● **Task inputs**:
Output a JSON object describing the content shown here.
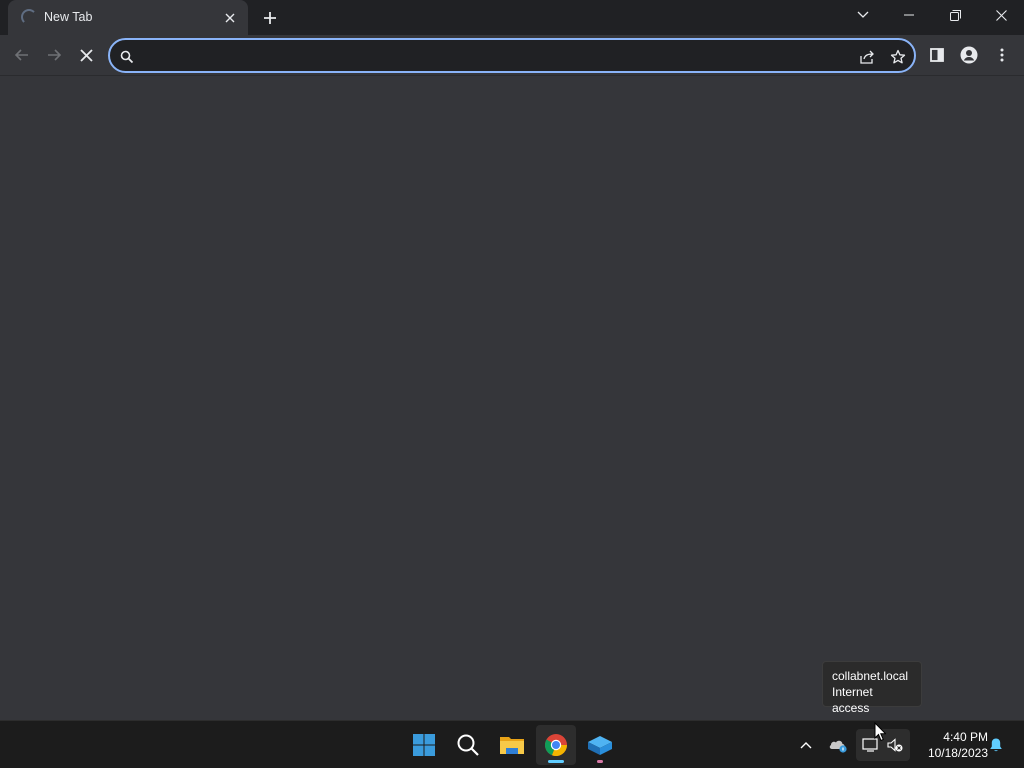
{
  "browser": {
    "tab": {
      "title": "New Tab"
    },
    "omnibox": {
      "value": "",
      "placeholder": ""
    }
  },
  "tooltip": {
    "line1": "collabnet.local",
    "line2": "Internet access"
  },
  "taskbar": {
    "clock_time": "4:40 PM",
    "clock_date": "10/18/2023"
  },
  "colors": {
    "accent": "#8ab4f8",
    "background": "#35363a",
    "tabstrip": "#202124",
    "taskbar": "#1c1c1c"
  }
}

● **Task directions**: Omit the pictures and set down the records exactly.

● **Completed task**:
Output a JSON object describing the content shown here.
{
  "browser": {
    "tab": {
      "title": "New Tab"
    },
    "omnibox": {
      "value": "",
      "placeholder": ""
    }
  },
  "tooltip": {
    "line1": "collabnet.local",
    "line2": "Internet access"
  },
  "taskbar": {
    "clock_time": "4:40 PM",
    "clock_date": "10/18/2023"
  },
  "colors": {
    "accent": "#8ab4f8",
    "background": "#35363a",
    "tabstrip": "#202124",
    "taskbar": "#1c1c1c"
  }
}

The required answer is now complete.